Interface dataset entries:
# # # # #

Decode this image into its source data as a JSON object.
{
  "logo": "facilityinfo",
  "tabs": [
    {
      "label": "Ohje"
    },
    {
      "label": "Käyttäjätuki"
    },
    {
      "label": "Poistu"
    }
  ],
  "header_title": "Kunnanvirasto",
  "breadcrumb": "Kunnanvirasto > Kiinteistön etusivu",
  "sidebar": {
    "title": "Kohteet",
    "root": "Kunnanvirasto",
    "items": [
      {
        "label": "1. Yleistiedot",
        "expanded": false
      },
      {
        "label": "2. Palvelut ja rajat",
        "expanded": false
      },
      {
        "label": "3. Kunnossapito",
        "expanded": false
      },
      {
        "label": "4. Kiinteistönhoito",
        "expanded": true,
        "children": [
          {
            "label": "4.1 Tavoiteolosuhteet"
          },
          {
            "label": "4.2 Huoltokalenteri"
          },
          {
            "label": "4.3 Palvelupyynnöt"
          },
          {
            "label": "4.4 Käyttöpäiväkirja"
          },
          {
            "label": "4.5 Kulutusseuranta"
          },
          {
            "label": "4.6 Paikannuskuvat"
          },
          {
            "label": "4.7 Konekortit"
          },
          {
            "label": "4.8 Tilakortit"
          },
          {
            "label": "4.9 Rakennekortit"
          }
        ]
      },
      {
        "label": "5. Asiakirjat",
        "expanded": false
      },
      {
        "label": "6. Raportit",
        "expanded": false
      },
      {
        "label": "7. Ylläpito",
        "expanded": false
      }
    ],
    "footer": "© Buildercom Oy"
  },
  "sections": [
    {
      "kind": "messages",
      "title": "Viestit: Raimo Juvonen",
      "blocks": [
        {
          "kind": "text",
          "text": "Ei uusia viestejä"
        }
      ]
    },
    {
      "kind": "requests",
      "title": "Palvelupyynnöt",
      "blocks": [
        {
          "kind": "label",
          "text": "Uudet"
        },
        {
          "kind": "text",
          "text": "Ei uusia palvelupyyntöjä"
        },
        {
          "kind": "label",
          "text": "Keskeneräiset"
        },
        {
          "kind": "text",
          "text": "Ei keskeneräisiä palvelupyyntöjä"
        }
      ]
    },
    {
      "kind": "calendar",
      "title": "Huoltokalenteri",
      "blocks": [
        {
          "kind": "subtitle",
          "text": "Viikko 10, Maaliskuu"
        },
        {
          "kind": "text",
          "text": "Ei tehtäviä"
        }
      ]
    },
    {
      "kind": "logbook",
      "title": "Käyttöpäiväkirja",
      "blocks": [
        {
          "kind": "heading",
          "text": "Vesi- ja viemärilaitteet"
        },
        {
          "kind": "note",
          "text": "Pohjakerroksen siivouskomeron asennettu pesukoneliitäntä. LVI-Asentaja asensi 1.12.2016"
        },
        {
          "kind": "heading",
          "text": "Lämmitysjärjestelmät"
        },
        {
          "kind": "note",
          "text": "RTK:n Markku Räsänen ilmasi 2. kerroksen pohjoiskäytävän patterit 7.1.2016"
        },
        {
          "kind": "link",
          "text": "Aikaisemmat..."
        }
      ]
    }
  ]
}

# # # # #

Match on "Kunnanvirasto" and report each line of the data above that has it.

  "header_title": "Kunnanvirasto",
  "breadcrumb": "Kunnanvirasto > Kiinteistön etusivu",
    "root": "Kunnanvirasto",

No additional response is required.